For the word "颜色分类", count the lines of the data that include it and give only the total.
==== Supplied information ====
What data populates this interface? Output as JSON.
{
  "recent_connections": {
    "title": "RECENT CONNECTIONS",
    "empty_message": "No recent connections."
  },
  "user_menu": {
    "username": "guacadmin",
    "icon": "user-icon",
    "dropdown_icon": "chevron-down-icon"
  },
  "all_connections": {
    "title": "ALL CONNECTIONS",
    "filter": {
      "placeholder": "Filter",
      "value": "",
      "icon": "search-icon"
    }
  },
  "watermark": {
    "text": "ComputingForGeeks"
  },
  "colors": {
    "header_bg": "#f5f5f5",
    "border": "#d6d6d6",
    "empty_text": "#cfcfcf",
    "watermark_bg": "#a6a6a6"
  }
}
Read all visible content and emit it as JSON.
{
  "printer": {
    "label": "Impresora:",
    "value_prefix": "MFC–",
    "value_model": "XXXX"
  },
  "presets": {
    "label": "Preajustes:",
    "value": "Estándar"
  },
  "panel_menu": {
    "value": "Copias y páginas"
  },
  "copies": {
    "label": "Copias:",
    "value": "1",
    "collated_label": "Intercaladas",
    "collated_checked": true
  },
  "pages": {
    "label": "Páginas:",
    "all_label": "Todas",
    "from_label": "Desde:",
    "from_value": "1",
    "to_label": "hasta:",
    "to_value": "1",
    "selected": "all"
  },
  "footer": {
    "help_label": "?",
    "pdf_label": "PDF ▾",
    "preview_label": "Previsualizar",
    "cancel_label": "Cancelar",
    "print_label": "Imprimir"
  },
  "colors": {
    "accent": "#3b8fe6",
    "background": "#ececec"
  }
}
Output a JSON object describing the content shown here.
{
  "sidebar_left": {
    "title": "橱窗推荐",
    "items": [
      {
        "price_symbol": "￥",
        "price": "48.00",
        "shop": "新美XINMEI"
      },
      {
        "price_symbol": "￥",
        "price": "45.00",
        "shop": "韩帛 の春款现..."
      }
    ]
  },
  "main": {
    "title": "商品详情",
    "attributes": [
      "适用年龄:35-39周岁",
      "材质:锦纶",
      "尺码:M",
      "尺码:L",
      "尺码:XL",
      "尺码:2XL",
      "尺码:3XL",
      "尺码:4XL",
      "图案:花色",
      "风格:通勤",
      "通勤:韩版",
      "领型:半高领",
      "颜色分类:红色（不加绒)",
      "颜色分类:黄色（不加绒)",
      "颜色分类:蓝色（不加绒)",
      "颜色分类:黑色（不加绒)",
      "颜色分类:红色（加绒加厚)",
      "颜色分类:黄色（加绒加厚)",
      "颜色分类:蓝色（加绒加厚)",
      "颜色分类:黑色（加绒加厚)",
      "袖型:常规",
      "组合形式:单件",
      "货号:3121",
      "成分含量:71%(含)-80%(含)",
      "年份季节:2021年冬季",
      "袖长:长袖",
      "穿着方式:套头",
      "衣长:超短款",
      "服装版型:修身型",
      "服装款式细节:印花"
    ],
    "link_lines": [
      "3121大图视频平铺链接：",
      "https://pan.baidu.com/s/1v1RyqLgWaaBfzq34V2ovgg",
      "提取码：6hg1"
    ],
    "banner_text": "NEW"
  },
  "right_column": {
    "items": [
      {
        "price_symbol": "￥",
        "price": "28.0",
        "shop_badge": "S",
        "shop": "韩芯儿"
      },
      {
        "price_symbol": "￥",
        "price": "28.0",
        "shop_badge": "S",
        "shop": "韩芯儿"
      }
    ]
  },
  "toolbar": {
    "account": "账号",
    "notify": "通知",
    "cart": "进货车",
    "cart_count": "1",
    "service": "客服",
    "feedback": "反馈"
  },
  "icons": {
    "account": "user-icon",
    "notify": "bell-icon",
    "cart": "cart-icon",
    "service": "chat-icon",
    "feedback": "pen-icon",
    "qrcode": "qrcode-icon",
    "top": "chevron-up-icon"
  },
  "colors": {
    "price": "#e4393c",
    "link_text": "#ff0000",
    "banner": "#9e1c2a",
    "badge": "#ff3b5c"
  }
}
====
Result of the task:
8